On average, women live at least three years longer than men and often take breaks during their careers to care for young children. These breaks can result in reduced earnings over the life of their careers. Add in the chronic under- and unemployment of military spouses with the stressors of military life and there is a recipe for financial disaster. Although we have male MilSpouses, too, the vast majority are still women. However, our male MilSpouse counterparts often experience the same career-break and employment issues as we female MilSpouses do.
The reality is not all service members retire from the service after 20 years or more, and the retirement structure is changing. Military spouses can and should start contributing to retirement savings as soon as they possibly can.
How can MilSpouses contribute to their own retirement?
If a MilSpouse is employed and the employer offers a 401(k) or similar plan, they should participate. NOW. Start with something, even just 5% of your compensation, and if the employer matches, even better. There are two benefits here. One is free money if your employer matches your contributions, although you probably have to participate for a certain amount of time to be vested. Two, your contributions will be tax deferred. That means they will be contributed pre-tax, so while they will reduce your take home pay, they will also reduce your taxable pay.
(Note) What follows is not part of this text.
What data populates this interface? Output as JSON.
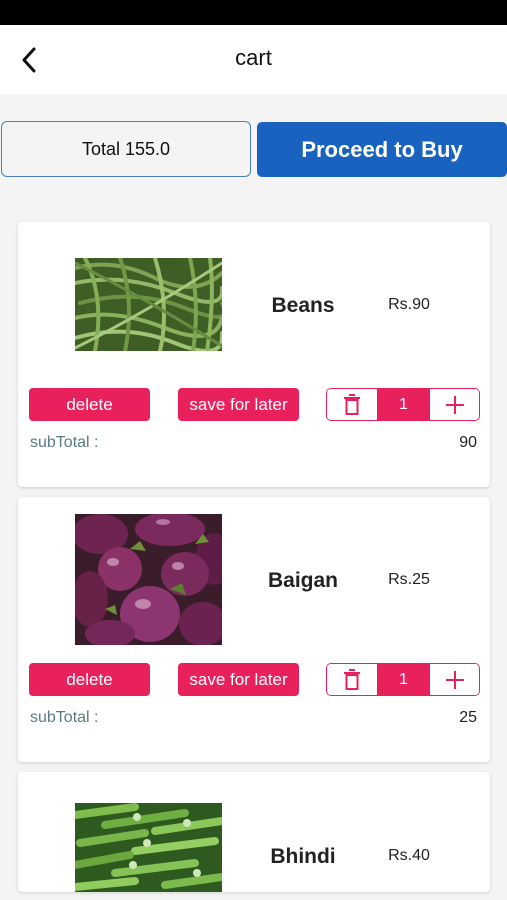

An Individual Retirement Arrangement (IRA) is an option, even if traditional work pensions and retirement plans are not. Usually one has to have earned income to contribute to a Traditional IRA or a Roth IRA. But, there is a provision for a spousal IRA. This means that even if only one spouse is working, contributions can be made to an IRA for the benefit of the non-employed spouse.
There are some income limits for contributions to IRAs, so be sure to check on those. The contribution limit per individual to either a Traditional or Roth IRA are $5,500 per year total for those under the age of 50, with an additional $1,000 catch-up contribution for those over the age of 50.
Traditional IRA contributions may be made with pre-tax dollars, or may be deductible on your tax return, depending the couple’s tax situation. Taxes will be paid on both the contributions and the earnings when they are distributed, unless a specific situation applies.
Roth IRA contributions are made with after tax dollars, but grow tax free. No taxes will be due on distributions when they are taken after the age of 59 ½.
Contributions to either Traditional or Roth IRAs must be made by the April due date of the individual tax return for the year prior. Just be sure to designate for which year the contributions are being made. A tax return can even be filed early in the filing season with the contributions reported on it, and the refund can then be used to fund the IRA that was reported on the return.
At age 70 required minimum distributions must be taken. Any early distributions before the age 59 1/2 may be subject to an additional 10% penalty, in addition to any regular tax that may be owed.
See this great link on the IRS website for more information on IRAs.